Frequently Asked Questions
If you have a question that hasn't been addressed below, please contact:
Community Services, City of St. Albert
Main Floor, St. Albert Place
5 St. Anne Street
St. Albert, AB T8N 3Z9
- Frequently Asked Questions
- How do I get my building designated as a Municipal Historic Resource?
If an owner wishes to designate their building as a Municipal Historic Resource, the building must first be on the Inventory. If the building is on the Inventory, the owner may then submit an application to designate their building as a Municipal Historic Resource to the City of St. Albert. City staff will guide the owner through the application process and refer the application to the Heritage Advisory Committee. The Committee will review the application, tour the property to review the condition of the Character-Defining Elements, as outlined in the Statement of Significance, and then make a recommendation to Council regarding the application.
- What is the cost of the owner to designate a property?
Costs to the owner may include hiring a professional surveyor to do an updated Real Property Report (RPR), as well as a Land Title. The cost of a Real Property Report ranges between $800 - $1000, and a Land Title can be purchased off the website, Spin2, for $10.00. The City will also cover some other costs in relation to the designation process and land use bylaw amendment process. Please contact the City for more details.

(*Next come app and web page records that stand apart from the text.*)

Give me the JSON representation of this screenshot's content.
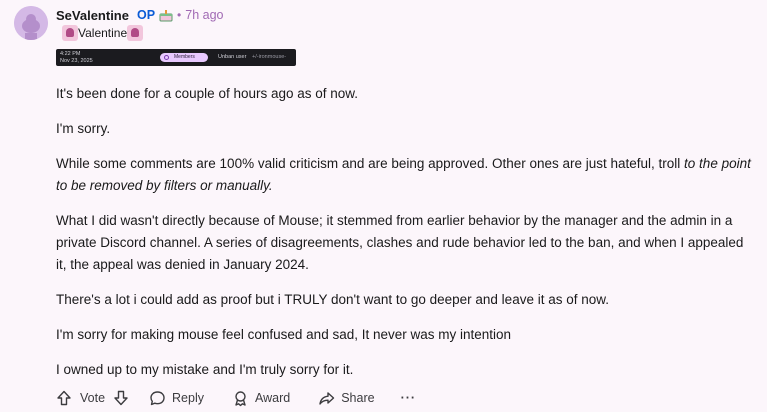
{
  "post": {
    "username": "SeValentine",
    "op_label": "OP",
    "time": "7h ago",
    "flair": "Valentine",
    "paragraphs": [
      "It's been done for a couple of hours ago as of now.",
      "I'm sorry.",
      "What I did wasn't directly because of Mouse; it stemmed from earlier behavior by the manager and the admin in a private Discord channel. A series of disagreements, clashes and rude behavior led to the ban, and when I appealed it, the appeal was denied in January 2024.",
      "There's a lot i could add as proof but i TRULY don't want to go deeper and leave it as of now.",
      "I'm sorry for making mouse feel confused and sad, It never was my intention",
      "I owned up to my mistake and I'm truly sorry for it."
    ],
    "criticism_plain": "While some comments are 100% valid criticism and are being approved. Other ones are just hateful, troll ",
    "criticism_italic": "to the point to be removed by filters or manually."
  },
  "screenshot": {
    "time": "4:22 PM",
    "date": "Nov 23, 2025",
    "members_label": "Members",
    "action": "Unban user",
    "user": "+/-ironmouse-"
  },
  "actions": {
    "vote": "Vote",
    "reply": "Reply",
    "award": "Award",
    "share": "Share",
    "more": "···"
  },
  "icons": {
    "avatar": "snoo-avatar",
    "op_badge": "cake-icon",
    "flair": "valentine-emoji-icon"
  },
  "colors": {
    "background": "#fcf6fb",
    "op": "#0a5bd6",
    "timestamp": "#a16ab4"
  }
}
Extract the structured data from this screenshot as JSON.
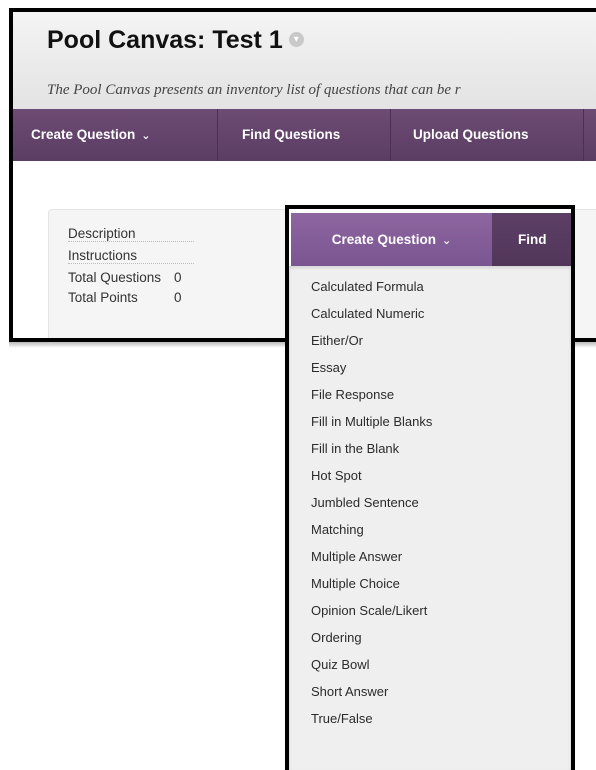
{
  "page": {
    "title": "Pool Canvas: Test 1",
    "subtitle": "The Pool Canvas presents an inventory list of questions that can be r",
    "title_icon": "chevron-down-circle-icon"
  },
  "actionbar": {
    "items": [
      {
        "label": "Create Question",
        "has_dropdown": true
      },
      {
        "label": "Find Questions"
      },
      {
        "label": "Upload Questions"
      }
    ]
  },
  "info": {
    "rows": [
      {
        "label": "Description",
        "value": ""
      },
      {
        "label": "Instructions",
        "value": ""
      },
      {
        "label": "Total Questions",
        "value": "0"
      },
      {
        "label": "Total Points",
        "value": "0"
      }
    ]
  },
  "zoom": {
    "create_label": "Create Question",
    "find_label": "Find",
    "menu": [
      "Calculated Formula",
      "Calculated Numeric",
      "Either/Or",
      "Essay",
      "File Response",
      "Fill in Multiple Blanks",
      "Fill in the Blank",
      "Hot Spot",
      "Jumbled Sentence",
      "Matching",
      "Multiple Answer",
      "Multiple Choice",
      "Opinion Scale/Likert",
      "Ordering",
      "Quiz Bowl",
      "Short Answer",
      "True/False"
    ]
  },
  "colors": {
    "actionbar": "#5b3d63",
    "active_button": "#7a5590",
    "menu_bg": "#efefef"
  }
}
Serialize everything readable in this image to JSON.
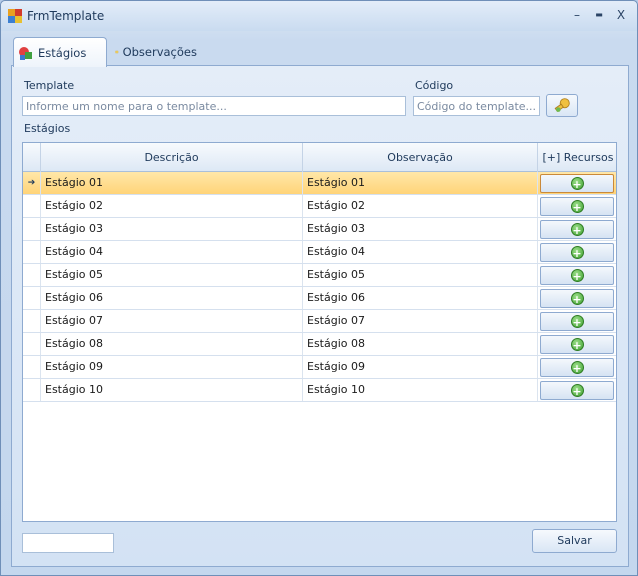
{
  "window": {
    "title": "FrmTemplate",
    "minimize": "–",
    "maximize": "▬",
    "close": "X"
  },
  "tabs": [
    {
      "label": "Estágios",
      "icon": "colored-boxes-icon",
      "active": true
    },
    {
      "label": "Observações",
      "icon": "notes-icon",
      "active": false
    }
  ],
  "form": {
    "template_label": "Template",
    "template_placeholder": "Informe um nome para o template...",
    "codigo_label": "Código",
    "codigo_placeholder": "Código do template...",
    "estagios_label": "Estágios"
  },
  "grid": {
    "columns": [
      "Descrição",
      "Observação",
      "[+] Recursos"
    ],
    "selected_indicator": "➔",
    "rows": [
      {
        "descricao": "Estágio 01",
        "observacao": "Estágio 01"
      },
      {
        "descricao": "Estágio 02",
        "observacao": "Estágio 02"
      },
      {
        "descricao": "Estágio 03",
        "observacao": "Estágio 03"
      },
      {
        "descricao": "Estágio 04",
        "observacao": "Estágio 04"
      },
      {
        "descricao": "Estágio 05",
        "observacao": "Estágio 05"
      },
      {
        "descricao": "Estágio 06",
        "observacao": "Estágio 06"
      },
      {
        "descricao": "Estágio 07",
        "observacao": "Estágio 07"
      },
      {
        "descricao": "Estágio 08",
        "observacao": "Estágio 08"
      },
      {
        "descricao": "Estágio 09",
        "observacao": "Estágio 09"
      },
      {
        "descricao": "Estágio 10",
        "observacao": "Estágio 10"
      }
    ],
    "add_symbol": "+"
  },
  "footer": {
    "save_label": "Salvar"
  },
  "colors": {
    "selected_row": "#ffd479",
    "accent": "#1e395b"
  }
}
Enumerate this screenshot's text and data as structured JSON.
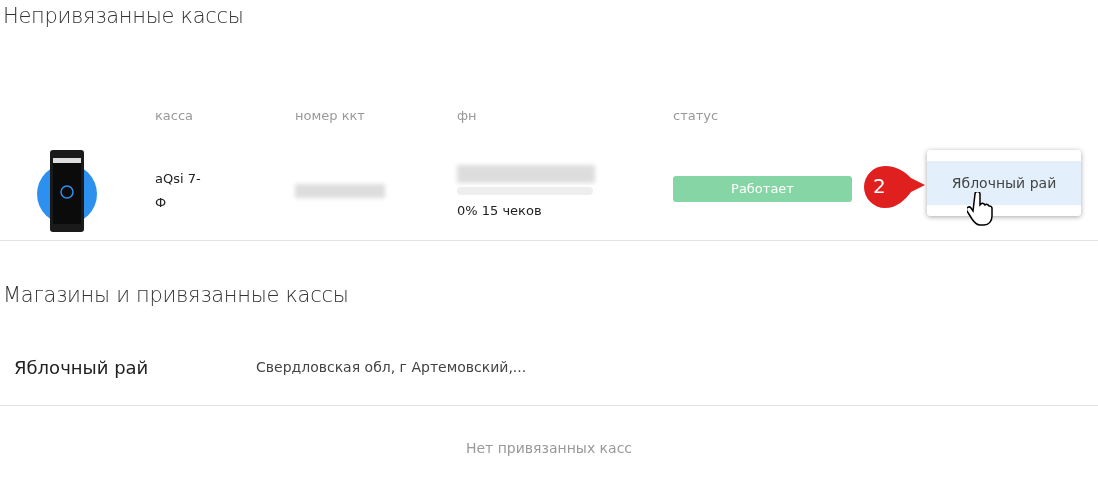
{
  "unbound_section": {
    "title": "Непривязанные кассы",
    "columns": [
      "касса",
      "номер ккт",
      "фн",
      "статус"
    ],
    "rows": [
      {
        "model": "aQsi 7-Ф",
        "fn_redacted": true,
        "serial_redacted": true,
        "fn_progress": {
          "level": 0
        },
        "fn_reading": "0% 15 чеков",
        "status": {
          "label": "Работает",
          "kind": "working"
        },
        "menu": {
          "items": [
            {
              "label": "Яблочный рай",
              "selected": true
            }
          ]
        },
        "callout": "2"
      }
    ]
  },
  "stores_section": {
    "title": "Магазины и привязанные кассы",
    "stores": [
      {
        "name": "Яблочный рай",
        "address": "Свердловская обл, г Артемовский,...",
        "empty_text": "Нет привязанных касс"
      }
    ]
  }
}
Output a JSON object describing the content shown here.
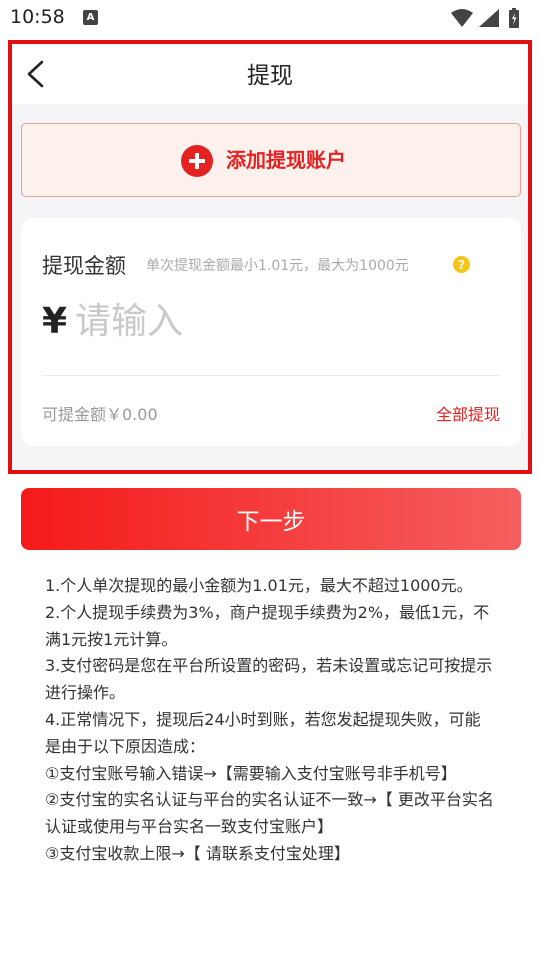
{
  "status_bar": {
    "time": "10:58",
    "notification_icon": "A"
  },
  "header": {
    "title": "提现"
  },
  "add_account": {
    "label": "添加提现账户"
  },
  "amount_card": {
    "label": "提现金额",
    "hint": "单次提现金额最小1.01元，最大为1000元",
    "currency": "¥",
    "input_placeholder": "请输入",
    "input_value": "",
    "available_text": "可提金额￥0.00",
    "withdraw_all_label": "全部提现"
  },
  "next_button": {
    "label": "下一步"
  },
  "notes": [
    "1.个人单次提现的最小金额为1.01元，最大不超过1000元。",
    "2.个人提现手续费为3%，商户提现手续费为2%，最低1元，不满1元按1元计算。",
    "3.支付密码是您在平台所设置的密码，若未设置或忘记可按提示进行操作。",
    "4.正常情况下，提现后24小时到账，若您发起提现失败，可能是由于以下原因造成：",
    "①支付宝账号输入错误→【需要输入支付宝账号非手机号】",
    "②支付宝的实名认证与平台的实名认证不一致→【 更改平台实名认证或使用与平台实名一致支付宝账户】",
    "③支付宝收款上限→【 请联系支付宝处理】"
  ],
  "colors": {
    "accent": "#e52222",
    "highlight_border": "#e01010",
    "add_account_bg": "#fdf1ee",
    "button_gradient_start": "#f51a1a",
    "button_gradient_end": "#f55f5f",
    "help_icon": "#f5c518"
  },
  "icons": {
    "back": "chevron-left-icon",
    "add": "plus-circle-icon",
    "help": "question-circle-icon",
    "wifi": "wifi-icon",
    "signal": "signal-icon",
    "battery": "battery-icon"
  }
}
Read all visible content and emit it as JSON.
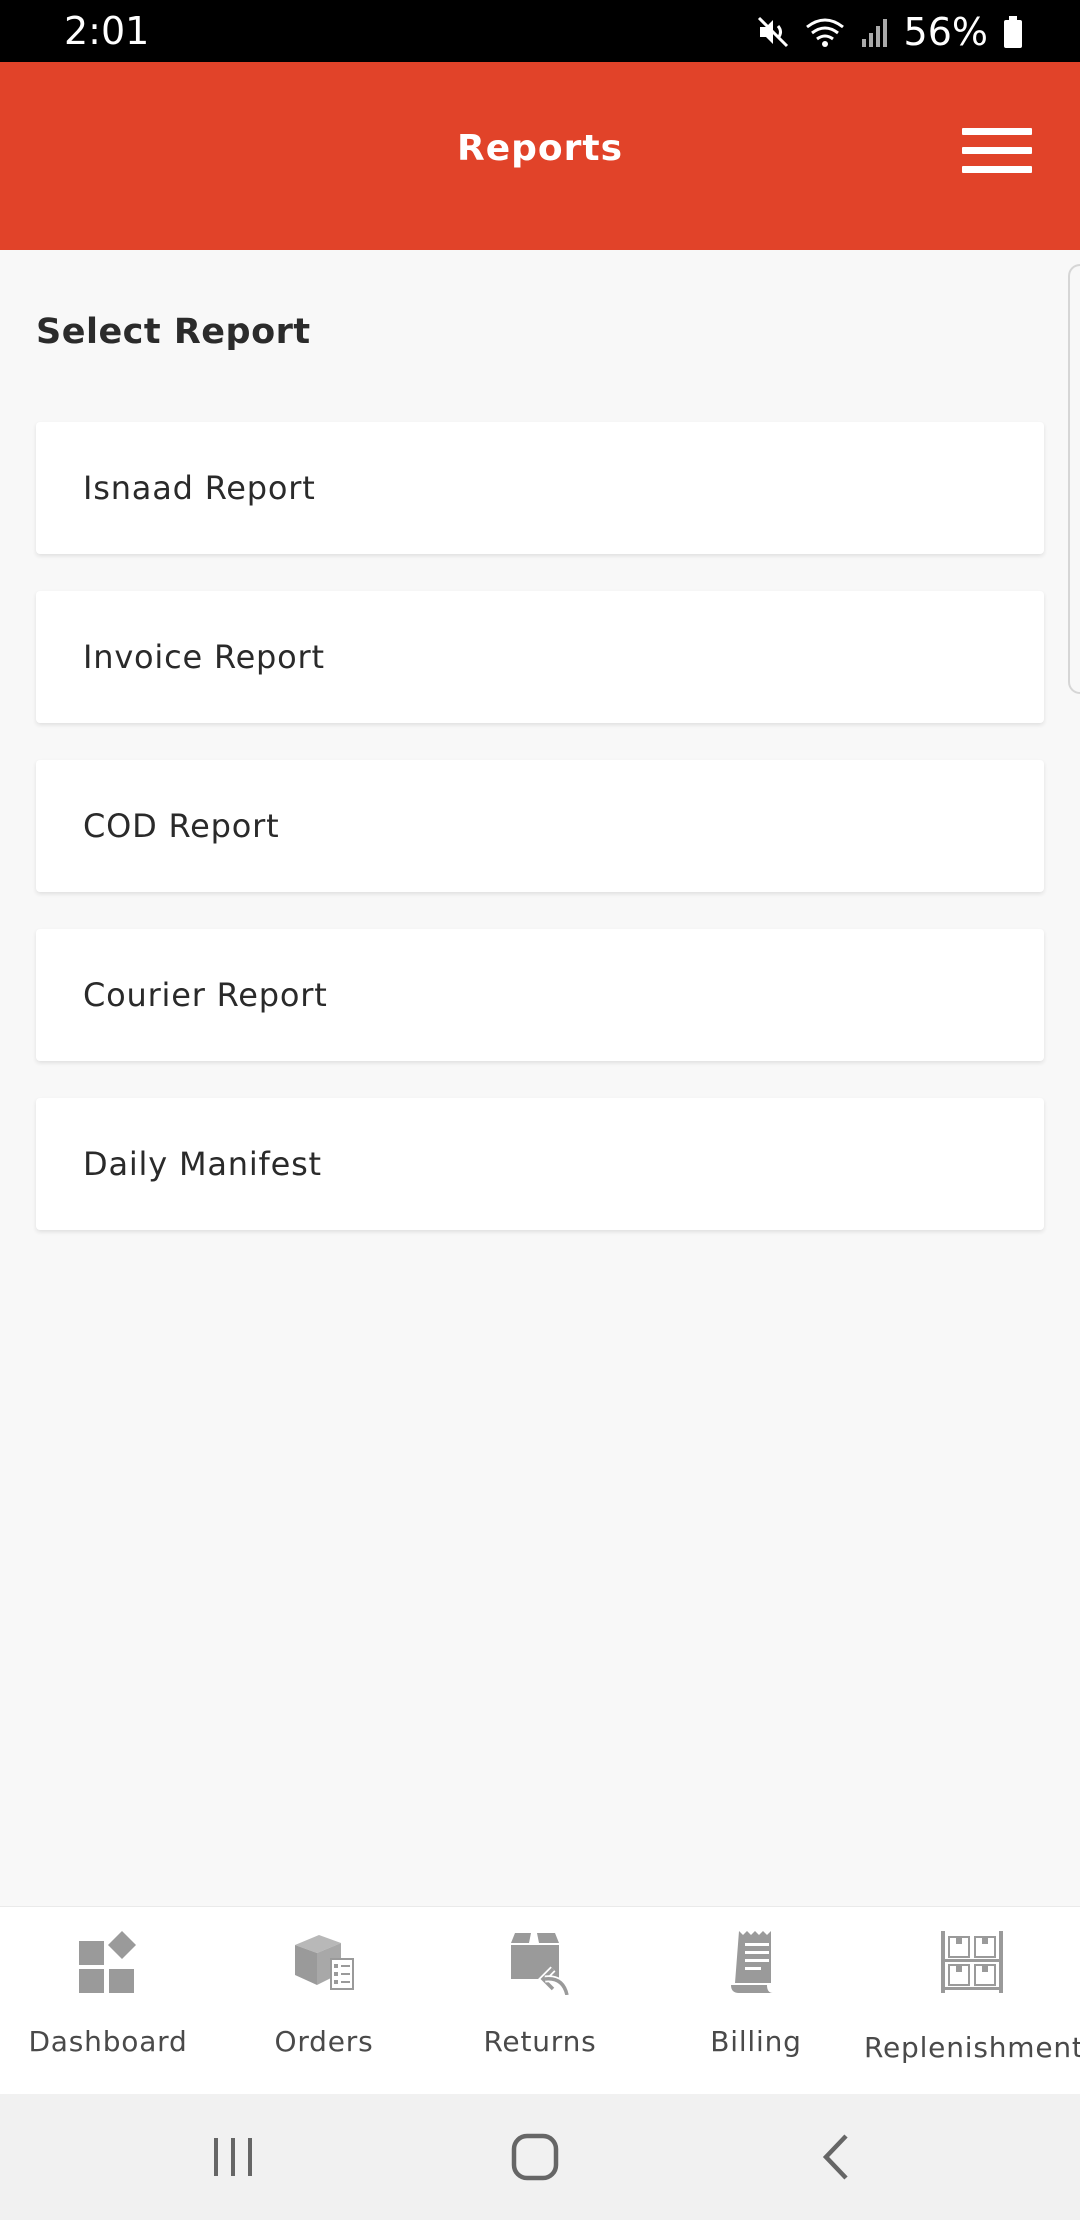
{
  "status_bar": {
    "time": "2:01",
    "battery": "56%"
  },
  "app_bar": {
    "title": "Reports"
  },
  "main": {
    "section_title": "Select Report",
    "reports": [
      {
        "label": "Isnaad Report"
      },
      {
        "label": "Invoice Report"
      },
      {
        "label": "COD Report"
      },
      {
        "label": "Courier Report"
      },
      {
        "label": "Daily Manifest"
      }
    ]
  },
  "bottom_nav": {
    "items": [
      {
        "label": "Dashboard",
        "icon": "dashboard-icon"
      },
      {
        "label": "Orders",
        "icon": "orders-icon"
      },
      {
        "label": "Returns",
        "icon": "returns-icon"
      },
      {
        "label": "Billing",
        "icon": "billing-icon"
      },
      {
        "label": "Replenishment",
        "icon": "replenishment-icon"
      }
    ]
  },
  "colors": {
    "accent": "#e14329",
    "background": "#f8f8f8",
    "nav_icon": "#9a9a9a"
  }
}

- If my house is old, can it be added to the St. Albert Heritage Inventory?
There are a number of criteria used to evaluate buildings to determine whether or not they would qualify for the St. Albert Heritage Inventory. The building must be assessed based on evaluation criteria set out in the Inventory which considers the eligibility, significance and integrity of the property. If a building on the Inventory is a designated Municipal Historic Resource, it means that City Council has adopted a legal contract called the Heritage Designation and Conservation Compensation Incentives Agreement with the owner to legally protect the property from inappropriate alterations.
- Are properties on the St. Albert Heritage Inventory protected from demolition?
Properties on St. Albert’s Heritage Inventory are not protected from demolition. Buildings on the Inventory are historic buildings that have architectural or social significance to St. Albert. Only by designating a historic property as a Municipal Historic Resource will it permanently protect it from demolition and inappropriate alterations. This agreement or bylaw is registered on the property’s Land Title. Demolition may proceed if the bylaw is rescinded by Council.
- How can a historic property be permanently protected from demolition?
Designating a historic property as a Municipal Historic Resource permanently protects it from demolition and inappropriate alterations. This agreement is registered on the title.
- Does the province provide funding for rehabilitation of historic buildings?
Yes, the Alberta Historical Resources Foundation maintains the Heritage Preservation Partnership Program to assist owners of designated heritage properties with the costs associated with restoration and maintenance. These programs must be applied to through the province.
- What is eligible work for conservation grants?
• Architectural detailing and woodwork
• Exterior cleaning, preparation and painting
• Doors and windows
• Major structural work, including foundations roofs
• Flashing, caulking and weather-stripping
• Masonry conservation
• Interior spaces (in exceptional circumstances)
• Exterior cladding
• Professional services that contribute to the restoration of the building
- What is ineligible work for conservation grants?
• Work not specified in the Heritage Designation and Conservation Compensation Incentives Agreement
• Interior demolition
• Administrative costs, permit fees, and legal fees
• Operating or regular maintenance costs
• Tenant improvements unless those improvements repair or restore significant historic and architectural materials and are included in the designation.
• Privately owned building/structure relocation
• New construction except where such is an accurate restoration of a significant architectural element or feature.
• Energy retrofitting /upgrading, (insulation, vapour barriers, etc.)
• Installation of modern building services such as heating, ventilation and air conditioning systems, and electrical or plumbing services upgrading to meet code.
• Utility services and installation costs
• Installation of new services or amenities such as handicap access, elevators, washrooms, security and fire alarm systems
Last edited: July 5, 2019